## Exercise requirements
Could you copy out all of the records below exactly, leaving out every picture?
#####
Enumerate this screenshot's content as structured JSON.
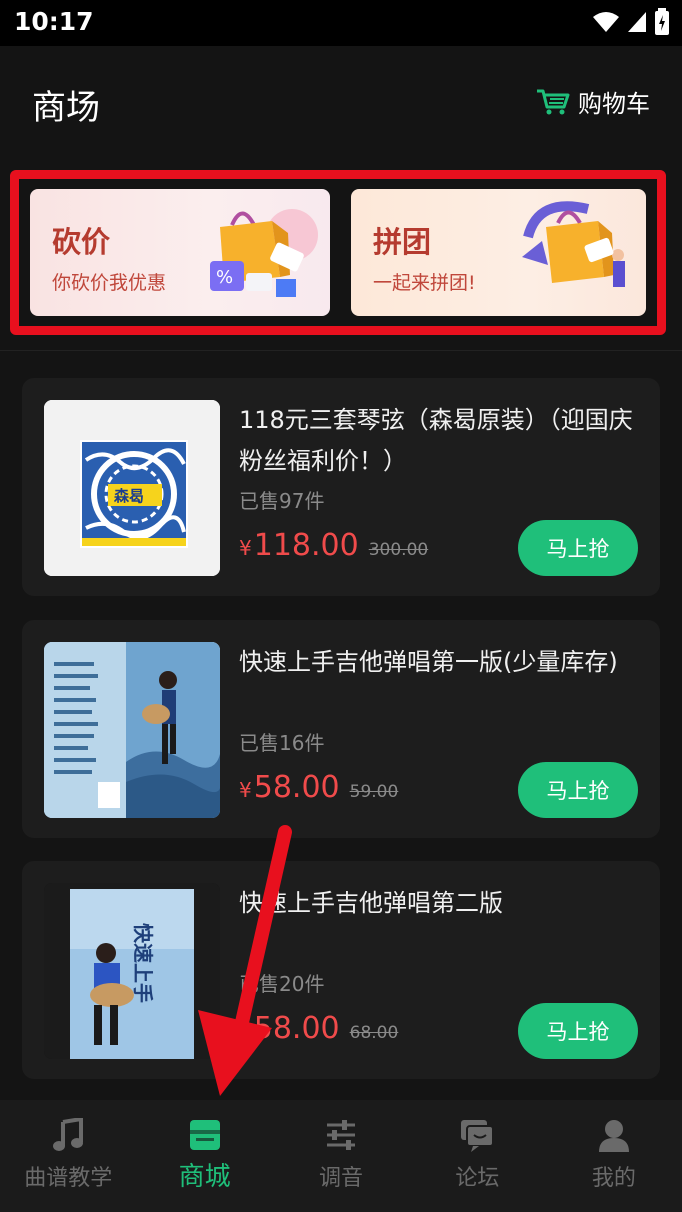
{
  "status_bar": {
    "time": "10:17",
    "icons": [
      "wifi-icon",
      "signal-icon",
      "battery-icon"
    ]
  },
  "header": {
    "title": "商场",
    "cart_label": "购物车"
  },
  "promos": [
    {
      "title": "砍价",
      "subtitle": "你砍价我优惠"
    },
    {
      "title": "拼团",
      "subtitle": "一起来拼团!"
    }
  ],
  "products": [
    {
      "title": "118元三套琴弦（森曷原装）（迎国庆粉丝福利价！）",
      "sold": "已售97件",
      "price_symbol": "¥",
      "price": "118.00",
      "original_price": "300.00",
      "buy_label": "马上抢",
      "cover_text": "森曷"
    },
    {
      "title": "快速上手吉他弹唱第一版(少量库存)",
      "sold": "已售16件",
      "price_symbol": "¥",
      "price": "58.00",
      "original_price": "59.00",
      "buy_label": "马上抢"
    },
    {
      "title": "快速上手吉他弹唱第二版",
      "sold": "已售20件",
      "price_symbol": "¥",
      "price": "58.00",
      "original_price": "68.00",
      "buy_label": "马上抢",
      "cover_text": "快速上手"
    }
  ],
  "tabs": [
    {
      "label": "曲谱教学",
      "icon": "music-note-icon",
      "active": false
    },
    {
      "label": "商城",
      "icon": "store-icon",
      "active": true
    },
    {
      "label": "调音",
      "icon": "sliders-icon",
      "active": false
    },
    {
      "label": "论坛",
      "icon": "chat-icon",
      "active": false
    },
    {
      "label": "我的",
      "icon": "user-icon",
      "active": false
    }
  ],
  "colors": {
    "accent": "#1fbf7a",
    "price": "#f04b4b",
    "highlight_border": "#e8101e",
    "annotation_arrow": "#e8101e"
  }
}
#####
## Your response
Enumerate this screenshot's content as structured JSON.
{
  "status_bar": {
    "time": "10:17",
    "icons": [
      "wifi-icon",
      "signal-icon",
      "battery-icon"
    ]
  },
  "header": {
    "title": "商场",
    "cart_label": "购物车"
  },
  "promos": [
    {
      "title": "砍价",
      "subtitle": "你砍价我优惠"
    },
    {
      "title": "拼团",
      "subtitle": "一起来拼团!"
    }
  ],
  "products": [
    {
      "title": "118元三套琴弦（森曷原装）（迎国庆粉丝福利价！）",
      "sold": "已售97件",
      "price_symbol": "¥",
      "price": "118.00",
      "original_price": "300.00",
      "buy_label": "马上抢",
      "cover_text": "森曷"
    },
    {
      "title": "快速上手吉他弹唱第一版(少量库存)",
      "sold": "已售16件",
      "price_symbol": "¥",
      "price": "58.00",
      "original_price": "59.00",
      "buy_label": "马上抢"
    },
    {
      "title": "快速上手吉他弹唱第二版",
      "sold": "已售20件",
      "price_symbol": "¥",
      "price": "58.00",
      "original_price": "68.00",
      "buy_label": "马上抢",
      "cover_text": "快速上手"
    }
  ],
  "tabs": [
    {
      "label": "曲谱教学",
      "icon": "music-note-icon",
      "active": false
    },
    {
      "label": "商城",
      "icon": "store-icon",
      "active": true
    },
    {
      "label": "调音",
      "icon": "sliders-icon",
      "active": false
    },
    {
      "label": "论坛",
      "icon": "chat-icon",
      "active": false
    },
    {
      "label": "我的",
      "icon": "user-icon",
      "active": false
    }
  ],
  "colors": {
    "accent": "#1fbf7a",
    "price": "#f04b4b",
    "highlight_border": "#e8101e",
    "annotation_arrow": "#e8101e"
  }
}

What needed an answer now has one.